One of the next animals was one that certainly isn’t endangered due to it’s luxurious pelt, and in fact isn’t as threatened as the other animals that we had seen. The description of the wolverine, and what we saw of it, indicated that it’s reputation for viciousness and strength aren’t exaggerated. A solitary wolverine can apparently take down an elk, which is quite a feat for an animal that ranges from between 60-100cms long. While we were there, the first sign we had of it was a pine tree shaking as it climbed down the branches, thereby ruining my possible idea about escaping from them up a tree if I even spotted one in the wild. I really hope I never do, as I am smaller and quite a bit less fearsome than an elk. Usually.

A curious wolverine

A curious wolverine

After passing a few more unimpressed cats, we reached the enclosure of a cat that definitely fit into the impressive category.

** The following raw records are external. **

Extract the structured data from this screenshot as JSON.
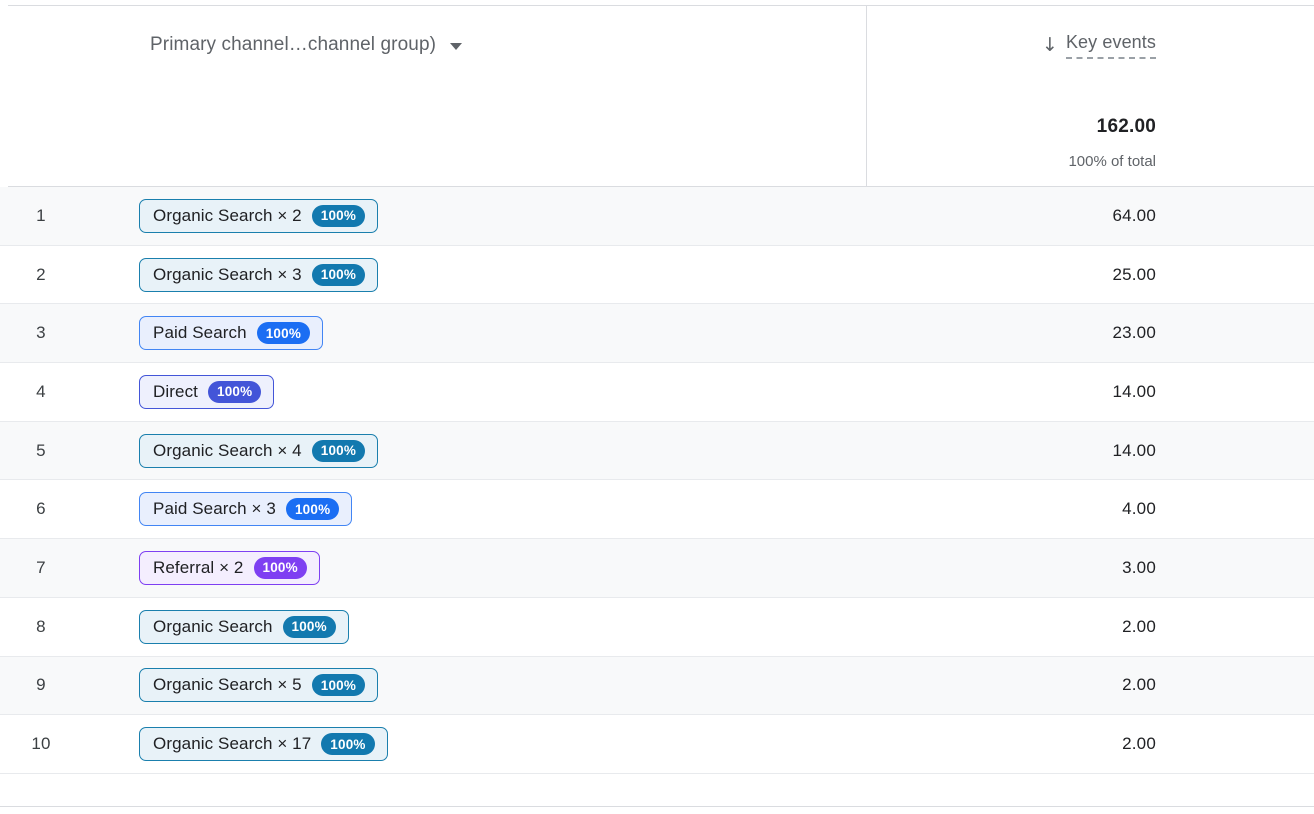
{
  "table": {
    "dimension_header": {
      "label": "Primary channel…channel group)",
      "caret_icon": "chevron-down-icon"
    },
    "metric_header": {
      "sort_arrow": "↓",
      "sort_icon": "sort-descending-icon",
      "label": "Key events",
      "total": "162.00",
      "total_percent": "100% of total"
    },
    "colors": {
      "organic_border": "#1a7fad",
      "organic_badge": "#1279af",
      "organic_bg": "#e8f2f8",
      "paid_border": "#4285f4",
      "paid_badge": "#1b6ef3",
      "paid_bg": "#e9effd",
      "direct_border": "#4355d8",
      "direct_badge": "#4355d8",
      "direct_bg": "#eef0fd",
      "referral_border": "#7e3ff2",
      "referral_badge": "#7e3ff2",
      "referral_bg": "#f4eefe",
      "row_stripe": "#f8f9fa",
      "divider": "#dadce0"
    },
    "rows": [
      {
        "index": "1",
        "chip_label": "Organic Search × 2",
        "chip_badge": "100%",
        "chip_type": "organic",
        "value": "64.00"
      },
      {
        "index": "2",
        "chip_label": "Organic Search × 3",
        "chip_badge": "100%",
        "chip_type": "organic",
        "value": "25.00"
      },
      {
        "index": "3",
        "chip_label": "Paid Search",
        "chip_badge": "100%",
        "chip_type": "paid",
        "value": "23.00"
      },
      {
        "index": "4",
        "chip_label": "Direct",
        "chip_badge": "100%",
        "chip_type": "direct",
        "value": "14.00"
      },
      {
        "index": "5",
        "chip_label": "Organic Search × 4",
        "chip_badge": "100%",
        "chip_type": "organic",
        "value": "14.00"
      },
      {
        "index": "6",
        "chip_label": "Paid Search × 3",
        "chip_badge": "100%",
        "chip_type": "paid",
        "value": "4.00"
      },
      {
        "index": "7",
        "chip_label": "Referral × 2",
        "chip_badge": "100%",
        "chip_type": "referral",
        "value": "3.00"
      },
      {
        "index": "8",
        "chip_label": "Organic Search",
        "chip_badge": "100%",
        "chip_type": "organic",
        "value": "2.00"
      },
      {
        "index": "9",
        "chip_label": "Organic Search × 5",
        "chip_badge": "100%",
        "chip_type": "organic",
        "value": "2.00"
      },
      {
        "index": "10",
        "chip_label": "Organic Search × 17",
        "chip_badge": "100%",
        "chip_type": "organic",
        "value": "2.00"
      }
    ]
  }
}
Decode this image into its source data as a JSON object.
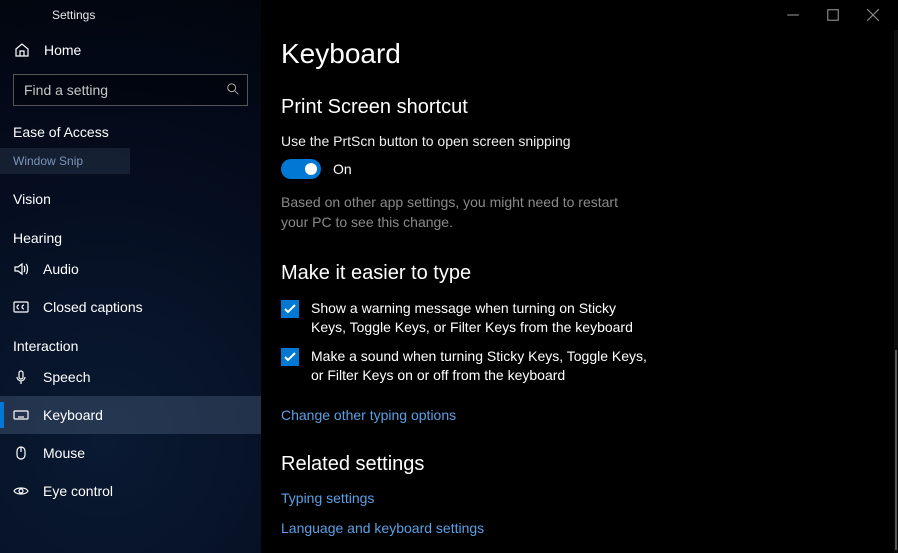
{
  "app_title": "Settings",
  "home_label": "Home",
  "search": {
    "placeholder": "Find a setting"
  },
  "section_label": "Ease of Access",
  "window_snip": "Window Snip",
  "sidebar": {
    "vision_header": "Vision",
    "hearing_header": "Hearing",
    "interaction_header": "Interaction",
    "vision_items": [
      {
        "label": "Vision"
      }
    ],
    "hearing_items": [
      {
        "label": "Audio"
      },
      {
        "label": "Closed captions"
      }
    ],
    "interaction_items": [
      {
        "label": "Speech"
      },
      {
        "label": "Keyboard"
      },
      {
        "label": "Mouse"
      },
      {
        "label": "Eye control"
      }
    ]
  },
  "page": {
    "title": "Keyboard",
    "sections": {
      "printscreen": {
        "title": "Print Screen shortcut",
        "desc": "Use the PrtScn button to open screen snipping",
        "toggle_state": "On",
        "note": "Based on other app settings, you might need to restart your PC to see this change."
      },
      "easier": {
        "title": "Make it easier to type",
        "check1": "Show a warning message when turning on Sticky Keys, Toggle Keys, or Filter Keys from the keyboard",
        "check2": "Make a sound when turning Sticky Keys, Toggle Keys, or Filter Keys on or off from the keyboard",
        "link": "Change other typing options"
      },
      "related": {
        "title": "Related settings",
        "link1": "Typing settings",
        "link2": "Language and keyboard settings"
      }
    }
  }
}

Still not amused

Still not amused

I have seen tigers before, and remember then being struck by how trapped they seemed and how threatened by human stupidity they were. The Amur tigers at Nordens Ark were bored, walking around the tracks that had been made by their repeated loops, but I was also able to get a glimpse of how wonderfully stunning and powerful they are. I didn’t know until I just looked it up right now that Amur tiger is another name for Siberian tiger, an animal that I have been fascinated about for a very long time, as it is the largest of the big cats. There were 2 enclosures, one with a high platform that the tigers were sitting on, only able to be spotted by their tails and paws over the sides, but in the other enclosure a single tiger was in full sight, prowling around and ignoring us for the most part. I don’t think I need to go on about how amazing it is to see a tiger, and how sad it is as well, knowing how few are left, as anyone who has ever seen one will know what I’m talking about.

Amur tiger

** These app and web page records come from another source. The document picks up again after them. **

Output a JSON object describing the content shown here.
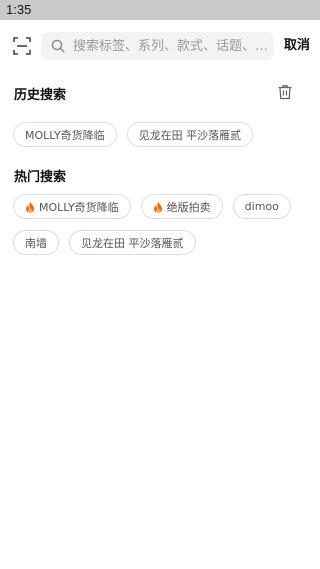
{
  "status_bar": {
    "time": "1:35"
  },
  "search": {
    "placeholder": "搜索标签、系列、款式、话题、…",
    "value": "",
    "cancel_label": "取消"
  },
  "history": {
    "title": "历史搜索",
    "items": [
      {
        "label": "MOLLY奇货降临"
      },
      {
        "label": "见龙在田 平沙落雁贰"
      }
    ]
  },
  "hot": {
    "title": "热门搜索",
    "items": [
      {
        "label": "MOLLY奇货降临",
        "hot": true
      },
      {
        "label": "绝版拍卖",
        "hot": true
      },
      {
        "label": "dimoo",
        "hot": false
      },
      {
        "label": "南墙",
        "hot": false
      },
      {
        "label": "见龙在田 平沙落雁贰",
        "hot": false
      }
    ]
  },
  "colors": {
    "status_bar_bg": "#c9c9c9",
    "search_bg": "#f3f3f3",
    "fire": "#f06a1d",
    "tag_border": "#dedede"
  },
  "icons": {
    "scan": "scan-icon",
    "search": "search-icon",
    "trash": "trash-icon",
    "fire": "fire-icon"
  }
}
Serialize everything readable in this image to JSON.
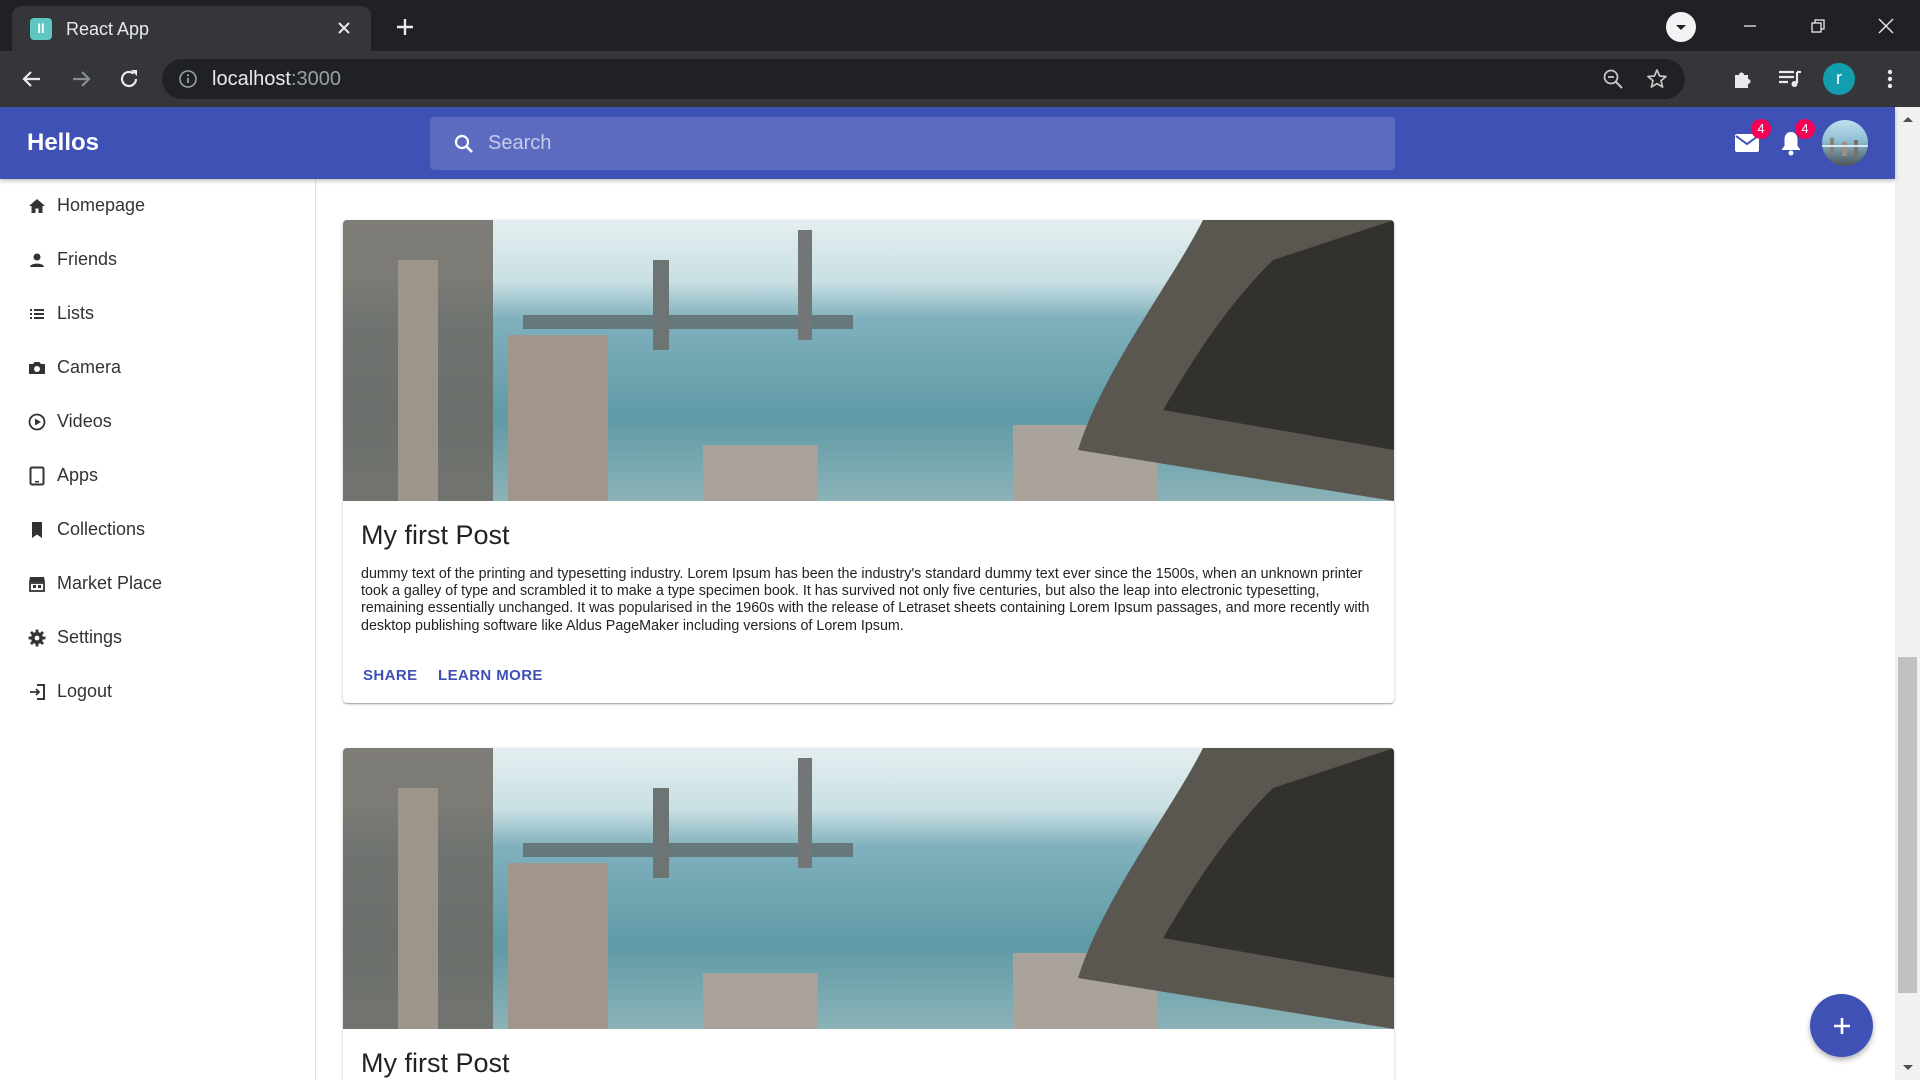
{
  "browser": {
    "tab_title": "React App",
    "favicon_glyph": "ll",
    "url_host": "localhost",
    "url_port": ":3000",
    "profile_initial": "r"
  },
  "appbar": {
    "brand": "Hellos",
    "search_placeholder": "Search",
    "mail_badge": "4",
    "notification_badge": "4",
    "color": "#3f51b5"
  },
  "sidebar": {
    "items": [
      {
        "label": "Homepage",
        "icon": "home-icon"
      },
      {
        "label": "Friends",
        "icon": "person-icon"
      },
      {
        "label": "Lists",
        "icon": "list-icon"
      },
      {
        "label": "Camera",
        "icon": "camera-icon"
      },
      {
        "label": "Videos",
        "icon": "play-circle-icon"
      },
      {
        "label": "Apps",
        "icon": "tablet-icon"
      },
      {
        "label": "Collections",
        "icon": "bookmark-icon"
      },
      {
        "label": "Market Place",
        "icon": "storefront-icon"
      },
      {
        "label": "Settings",
        "icon": "gear-icon"
      },
      {
        "label": "Logout",
        "icon": "exit-icon"
      }
    ]
  },
  "posts": [
    {
      "title": "My first Post",
      "body": "dummy text of the printing and typesetting industry. Lorem Ipsum has been the industry's standard dummy text ever since the 1500s, when an unknown printer took a galley of type and scrambled it to make a type specimen book. It has survived not only five centuries, but also the leap into electronic typesetting, remaining essentially unchanged. It was popularised in the 1960s with the release of Letraset sheets containing Lorem Ipsum passages, and more recently with desktop publishing software like Aldus PageMaker including versions of Lorem Ipsum.",
      "share_label": "SHARE",
      "learn_more_label": "LEARN MORE"
    },
    {
      "title": "My first Post"
    }
  ]
}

Amur tiger

Even more impressive than the sight of the tiger prowling however, was when it lay down in a secluded part of the enclosure. Some of us walked around to find it and once there agreed that we were lucky that there was a fence. The tiger lay on the other side and watched us intently, barely moving as we took photos. Staring back into those eyes I wondered what it would be like without the fence and the cage, to be at its mercy. Perhaps, like that day, I would be too transfixed to run.

A watching tiger

A watching tiger

That visit was about 2 months shy of a year ago now, and I still think about the animals I saw there, and my conflicted feelings about zoos and how to protect endangered creatures. As I look at the photos I took there though, there are two things that stand out, more so even than the grumpy cats and cute pandas. One is a brief glimpse of a wolf, an animal that has played such an important part in human culture for most, if not all, of our history.
The other is the stare of an immense and powerful cat, trapped behind a fence as a result of human greed, but capable of making me feel like prey, while at the same time wanting to worship it.